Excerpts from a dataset
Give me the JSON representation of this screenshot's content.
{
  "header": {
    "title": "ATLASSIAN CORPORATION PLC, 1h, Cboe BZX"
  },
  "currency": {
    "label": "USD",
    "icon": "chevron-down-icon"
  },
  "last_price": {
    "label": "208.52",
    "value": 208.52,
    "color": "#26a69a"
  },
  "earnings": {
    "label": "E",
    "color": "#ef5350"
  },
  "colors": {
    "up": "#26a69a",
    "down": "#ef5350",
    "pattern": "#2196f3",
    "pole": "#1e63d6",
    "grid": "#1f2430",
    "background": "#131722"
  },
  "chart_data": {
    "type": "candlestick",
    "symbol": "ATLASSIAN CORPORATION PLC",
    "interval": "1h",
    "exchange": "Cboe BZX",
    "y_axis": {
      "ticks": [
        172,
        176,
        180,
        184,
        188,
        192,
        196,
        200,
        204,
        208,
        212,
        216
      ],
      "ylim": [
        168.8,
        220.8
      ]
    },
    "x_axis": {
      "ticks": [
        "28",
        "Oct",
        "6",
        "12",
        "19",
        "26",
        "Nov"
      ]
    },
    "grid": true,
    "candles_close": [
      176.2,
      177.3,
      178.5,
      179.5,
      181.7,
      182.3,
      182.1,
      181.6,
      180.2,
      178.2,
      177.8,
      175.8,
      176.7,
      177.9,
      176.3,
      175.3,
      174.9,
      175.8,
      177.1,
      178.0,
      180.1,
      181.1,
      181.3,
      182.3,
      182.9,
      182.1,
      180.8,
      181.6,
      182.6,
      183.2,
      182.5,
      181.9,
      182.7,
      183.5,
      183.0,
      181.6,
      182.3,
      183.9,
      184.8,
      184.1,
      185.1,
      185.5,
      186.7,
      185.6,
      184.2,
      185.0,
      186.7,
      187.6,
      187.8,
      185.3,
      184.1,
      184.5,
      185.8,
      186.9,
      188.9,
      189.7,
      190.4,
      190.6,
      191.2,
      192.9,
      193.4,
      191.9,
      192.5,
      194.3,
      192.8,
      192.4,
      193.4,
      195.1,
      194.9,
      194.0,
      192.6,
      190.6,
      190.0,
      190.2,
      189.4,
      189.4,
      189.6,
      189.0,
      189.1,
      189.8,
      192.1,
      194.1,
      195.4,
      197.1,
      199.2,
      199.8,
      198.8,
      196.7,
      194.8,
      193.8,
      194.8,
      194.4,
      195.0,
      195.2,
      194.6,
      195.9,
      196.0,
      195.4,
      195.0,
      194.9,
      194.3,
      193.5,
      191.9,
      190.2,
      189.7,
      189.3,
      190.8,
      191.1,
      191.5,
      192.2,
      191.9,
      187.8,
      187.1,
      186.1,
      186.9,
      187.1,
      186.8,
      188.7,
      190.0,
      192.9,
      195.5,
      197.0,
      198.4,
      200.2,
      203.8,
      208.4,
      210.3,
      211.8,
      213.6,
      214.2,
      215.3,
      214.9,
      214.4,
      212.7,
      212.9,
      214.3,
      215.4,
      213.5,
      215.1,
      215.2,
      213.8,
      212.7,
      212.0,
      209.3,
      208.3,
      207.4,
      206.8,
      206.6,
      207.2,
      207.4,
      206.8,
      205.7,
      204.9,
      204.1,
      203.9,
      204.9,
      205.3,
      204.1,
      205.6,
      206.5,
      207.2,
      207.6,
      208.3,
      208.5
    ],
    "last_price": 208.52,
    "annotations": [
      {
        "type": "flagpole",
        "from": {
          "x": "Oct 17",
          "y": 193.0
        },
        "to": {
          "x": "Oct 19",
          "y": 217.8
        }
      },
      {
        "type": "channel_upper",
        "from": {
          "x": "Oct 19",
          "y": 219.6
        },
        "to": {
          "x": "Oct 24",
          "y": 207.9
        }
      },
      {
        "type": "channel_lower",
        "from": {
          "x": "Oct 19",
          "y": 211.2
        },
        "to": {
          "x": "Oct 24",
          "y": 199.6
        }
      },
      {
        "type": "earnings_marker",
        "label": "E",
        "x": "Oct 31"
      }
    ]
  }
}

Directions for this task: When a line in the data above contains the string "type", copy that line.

Task answer:
    "type": "candlestick",
        "type": "flagpole",
        "type": "channel_upper",
        "type": "channel_lower",
        "type": "earnings_marker",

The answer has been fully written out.